It can be so tempting to skip brushing our teeth when we are tired, but when oral hygiene isn’t kept up, bacteria can accumulate in the mouth and on our teeth, gums, and tongue. These bacteria can then spread to the skin around your mouth and contribute to the development of acne.
It is important to maintain good oral hygiene practices such as brushing twice a day, flossing daily, using mouthwash, and seeing a dentist regularly to help prevent the buildup of bacteria and reduce the risk of getting acne around the mouth.

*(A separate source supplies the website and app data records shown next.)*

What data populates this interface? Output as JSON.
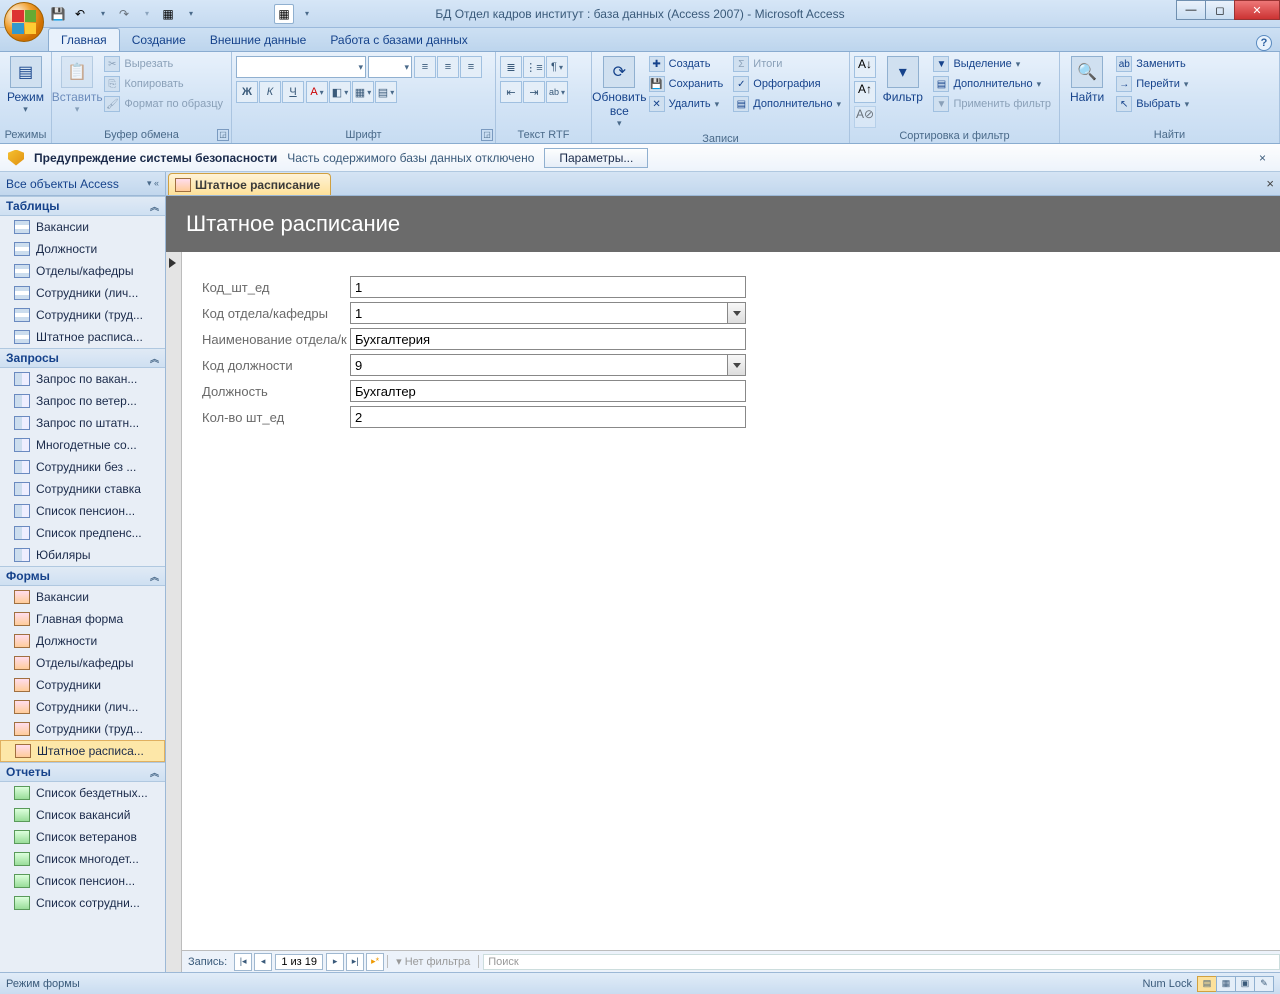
{
  "window": {
    "title": "БД Отдел кадров институт : база данных (Access 2007) - Microsoft Access"
  },
  "ribbon_tabs": [
    "Главная",
    "Создание",
    "Внешние данные",
    "Работа с базами данных"
  ],
  "ribbon_groups": {
    "modes": "Режимы",
    "modes_btn": "Режим",
    "clipboard": "Буфер обмена",
    "paste": "Вставить",
    "cut": "Вырезать",
    "copy": "Копировать",
    "fmt": "Формат по образцу",
    "font": "Шрифт",
    "richtext": "Текст RTF",
    "records": "Записи",
    "refresh": "Обновить все",
    "new": "Создать",
    "save": "Сохранить",
    "delete": "Удалить",
    "totals": "Итоги",
    "spell": "Орфография",
    "more": "Дополнительно",
    "sortfilter": "Сортировка и фильтр",
    "filter": "Фильтр",
    "sel": "Выделение",
    "adv": "Дополнительно",
    "apply": "Применить фильтр",
    "find_grp": "Найти",
    "find": "Найти",
    "replace": "Заменить",
    "goto": "Перейти",
    "select": "Выбрать"
  },
  "security": {
    "heading": "Предупреждение системы безопасности",
    "msg": "Часть содержимого базы данных отключено",
    "btn": "Параметры..."
  },
  "nav": {
    "header": "Все объекты Access",
    "groups": {
      "tables": "Таблицы",
      "queries": "Запросы",
      "forms": "Формы",
      "reports": "Отчеты"
    },
    "tables": [
      "Вакансии",
      "Должности",
      "Отделы/кафедры",
      "Сотрудники (лич...",
      "Сотрудники (труд...",
      "Штатное расписа..."
    ],
    "queries": [
      "Запрос по вакан...",
      "Запрос по ветер...",
      "Запрос по штатн...",
      "Многодетные со...",
      "Сотрудники без ...",
      "Сотрудники ставка",
      "Список пенсион...",
      "Список предпенс...",
      "Юбиляры"
    ],
    "forms": [
      "Вакансии",
      "Главная форма",
      "Должности",
      "Отделы/кафедры",
      "Сотрудники",
      "Сотрудники (лич...",
      "Сотрудники (труд...",
      "Штатное расписа..."
    ],
    "reports": [
      "Список бездетных...",
      "Список вакансий",
      "Список ветеранов",
      "Список многодет...",
      "Список пенсион...",
      "Список сотрудни..."
    ]
  },
  "doc": {
    "tab": "Штатное расписание",
    "title": "Штатное расписание"
  },
  "form": {
    "fields": {
      "kod_sht": "Код_шт_ед",
      "kod_otd": "Код отдела/кафедры",
      "naim": "Наименование отдела/к",
      "kod_dol": "Код должности",
      "dol": "Должность",
      "kolvo": "Кол-во шт_ед"
    },
    "values": {
      "kod_sht": "1",
      "kod_otd": "1",
      "naim": "Бухгалтерия",
      "kod_dol": "9",
      "dol": "Бухгалтер",
      "kolvo": "2"
    }
  },
  "recnav": {
    "label": "Запись:",
    "pos": "1 из 19",
    "nofilter": "Нет фильтра",
    "search": "Поиск"
  },
  "status": {
    "mode": "Режим формы",
    "numlock": "Num Lock"
  }
}
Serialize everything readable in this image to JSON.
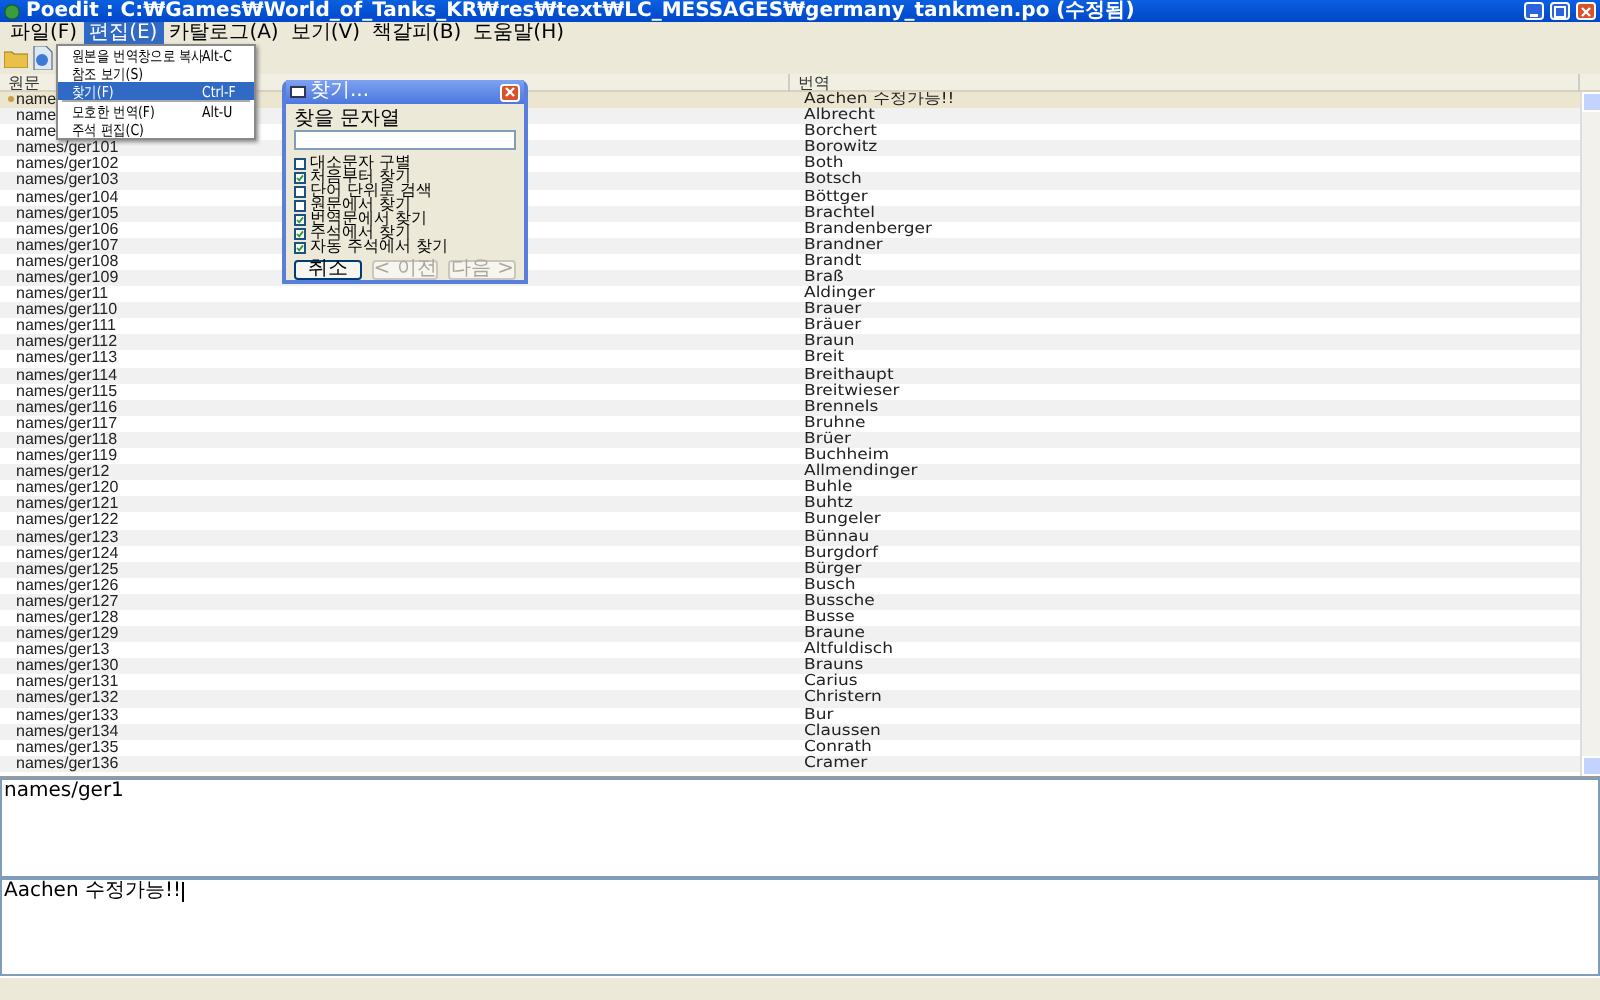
{
  "window": {
    "title": "Poedit : C:₩Games₩World_of_Tanks_KR₩res₩text₩LC_MESSAGES₩germany_tankmen.po (수정됨)"
  },
  "menu_bar": [
    {
      "label": "파일(F)",
      "selected": false
    },
    {
      "label": "편집(E)",
      "selected": true
    },
    {
      "label": "카탈로그(A)",
      "selected": false
    },
    {
      "label": "보기(V)",
      "selected": false
    },
    {
      "label": "책갈피(B)",
      "selected": false
    },
    {
      "label": "도움말(H)",
      "selected": false
    }
  ],
  "edit_menu": [
    {
      "kind": "item",
      "label": "원본을 번역창으로 복사",
      "shortcut": "Alt-C",
      "selected": false
    },
    {
      "kind": "item",
      "label": "참조 보기(S)",
      "selected": false
    },
    {
      "kind": "item",
      "label": "찾기(F)",
      "shortcut": "Ctrl-F",
      "selected": true
    },
    {
      "kind": "separator"
    },
    {
      "kind": "item",
      "label": "모호한 번역(F)",
      "shortcut": "Alt-U",
      "selected": false
    },
    {
      "kind": "item",
      "label": "주석 편집(C)",
      "selected": false
    }
  ],
  "table": {
    "columns": [
      "원문",
      "번역"
    ],
    "rows": [
      {
        "source": "name",
        "translation": "Aachen 수정가능!!",
        "selected": true
      },
      {
        "source": "name",
        "translation": "Albrecht",
        "selected": false
      },
      {
        "source": "name",
        "translation": "Borchert",
        "selected": false
      },
      {
        "source": "names/ger101",
        "translation": "Borowitz",
        "selected": false
      },
      {
        "source": "names/ger102",
        "translation": "Both",
        "selected": false
      },
      {
        "source": "names/ger103",
        "translation": "Botsch",
        "selected": false
      },
      {
        "source": "names/ger104",
        "translation": "Böttger",
        "selected": false
      },
      {
        "source": "names/ger105",
        "translation": "Brachtel",
        "selected": false
      },
      {
        "source": "names/ger106",
        "translation": "Brandenberger",
        "selected": false
      },
      {
        "source": "names/ger107",
        "translation": "Brandner",
        "selected": false
      },
      {
        "source": "names/ger108",
        "translation": "Brandt",
        "selected": false
      },
      {
        "source": "names/ger109",
        "translation": "Braß",
        "selected": false
      },
      {
        "source": "names/ger11",
        "translation": "Aldinger",
        "selected": false
      },
      {
        "source": "names/ger110",
        "translation": "Brauer",
        "selected": false
      },
      {
        "source": "names/ger111",
        "translation": "Bräuer",
        "selected": false
      },
      {
        "source": "names/ger112",
        "translation": "Braun",
        "selected": false
      },
      {
        "source": "names/ger113",
        "translation": "Breit",
        "selected": false
      },
      {
        "source": "names/ger114",
        "translation": "Breithaupt",
        "selected": false
      },
      {
        "source": "names/ger115",
        "translation": "Breitwieser",
        "selected": false
      },
      {
        "source": "names/ger116",
        "translation": "Brennels",
        "selected": false
      },
      {
        "source": "names/ger117",
        "translation": "Bruhne",
        "selected": false
      },
      {
        "source": "names/ger118",
        "translation": "Brüer",
        "selected": false
      },
      {
        "source": "names/ger119",
        "translation": "Buchheim",
        "selected": false
      },
      {
        "source": "names/ger12",
        "translation": "Allmendinger",
        "selected": false
      },
      {
        "source": "names/ger120",
        "translation": "Buhle",
        "selected": false
      },
      {
        "source": "names/ger121",
        "translation": "Buhtz",
        "selected": false
      },
      {
        "source": "names/ger122",
        "translation": "Bungeler",
        "selected": false
      },
      {
        "source": "names/ger123",
        "translation": "Bünnau",
        "selected": false
      },
      {
        "source": "names/ger124",
        "translation": "Burgdorf",
        "selected": false
      },
      {
        "source": "names/ger125",
        "translation": "Bürger",
        "selected": false
      },
      {
        "source": "names/ger126",
        "translation": "Busch",
        "selected": false
      },
      {
        "source": "names/ger127",
        "translation": "Bussche",
        "selected": false
      },
      {
        "source": "names/ger128",
        "translation": "Busse",
        "selected": false
      },
      {
        "source": "names/ger129",
        "translation": "Braune",
        "selected": false
      },
      {
        "source": "names/ger13",
        "translation": "Altfuldisch",
        "selected": false
      },
      {
        "source": "names/ger130",
        "translation": "Brauns",
        "selected": false
      },
      {
        "source": "names/ger131",
        "translation": "Carius",
        "selected": false
      },
      {
        "source": "names/ger132",
        "translation": "Christern",
        "selected": false
      },
      {
        "source": "names/ger133",
        "translation": "Bur",
        "selected": false
      },
      {
        "source": "names/ger134",
        "translation": "Claussen",
        "selected": false
      },
      {
        "source": "names/ger135",
        "translation": "Conrath",
        "selected": false
      },
      {
        "source": "names/ger136",
        "translation": "Cramer",
        "selected": false
      }
    ]
  },
  "find_dialog": {
    "title": "찾기...",
    "label": "찾을 문자열",
    "options": [
      {
        "label": "대소문자 구별",
        "checked": false
      },
      {
        "label": "처음부터 찾기",
        "checked": true
      },
      {
        "label": "단어 단위로 검색",
        "checked": false
      },
      {
        "label": "원문에서 찾기",
        "checked": false
      },
      {
        "label": "번역문에서 찾기",
        "checked": true
      },
      {
        "label": "주석에서 찾기",
        "checked": true
      },
      {
        "label": "자동 주석에서 찾기",
        "checked": true
      }
    ],
    "buttons": [
      {
        "label": "취소",
        "disabled": false
      },
      {
        "label": "< 이전",
        "disabled": true
      },
      {
        "label": "다음 >",
        "disabled": true
      }
    ]
  },
  "source_pane": {
    "value": "names/ger1"
  },
  "translation_pane": {
    "value": "Aachen 수정가능!!"
  }
}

You should also pay attention to how your skin reacts to certain toothpastes, as some contain ingredients such as sodium lauryl sulfate, which can be irritating to certain skin types. Additionally, some mouthwashes contain alcohol, which can cause skin irritation and dryness when it regularly comes in contact with the skin. The irritation and inflammation from these products can exacerbate acne. Oral hygiene products can leave residue on the skin, which can clog pores and contribute to the development of acne. An easy way to remedy this is to make sure that your morning and evening routines are set up so you wash your face thoroughly after brushing your teeth.
Finally, take a step back and look at your daily habits to see if something might be triggering acne around your mouth. Do you touch around your mouth when you are nervous or working? Do you use heavy products in your hair that may brush against your face? Do you change your towels and pillowcases often enough if you have acne prone skin?
Even if most people’s skin might be fine with certain habits, there’s always a chance that your skin will react differently and have unique demands. Try to make small changes to keep unwanted substances off of your face such as finding other ways to occupy your hands to keep them away from your face, washing your face after rinsing conditioner out of your hair, and using a separate clean towel or even a paper towel to dry your face, instead of the one that you use on your hair.
Prioritize a simple skin care routine of a gentle cleanser, non comedogenic moisturizer, and a sunscreen that works for your skin during the day, that you can follow even when you are busy. Pay attention to your skin and add new products one at a time to be sure they aren’t causing acne.
If you are experiencing acne around the mouth and chin, it is important to identify the underlying cause in order to develop an effective treatment plan. The importance of speaking to a dermatologist cannot be overemphasized. A dermatologist can help to determine the cause of your acne and recommend appropriate treatments, such as topical or oral medications, lifestyle changes, or other interventions. With the right information and care, you can minimize the occurrence of acne around the mouth and chin and feel more comfortable
Acne around the mouth can be a frustrating problem to deal with, but with the right approach, it is possible to manage and prevent it.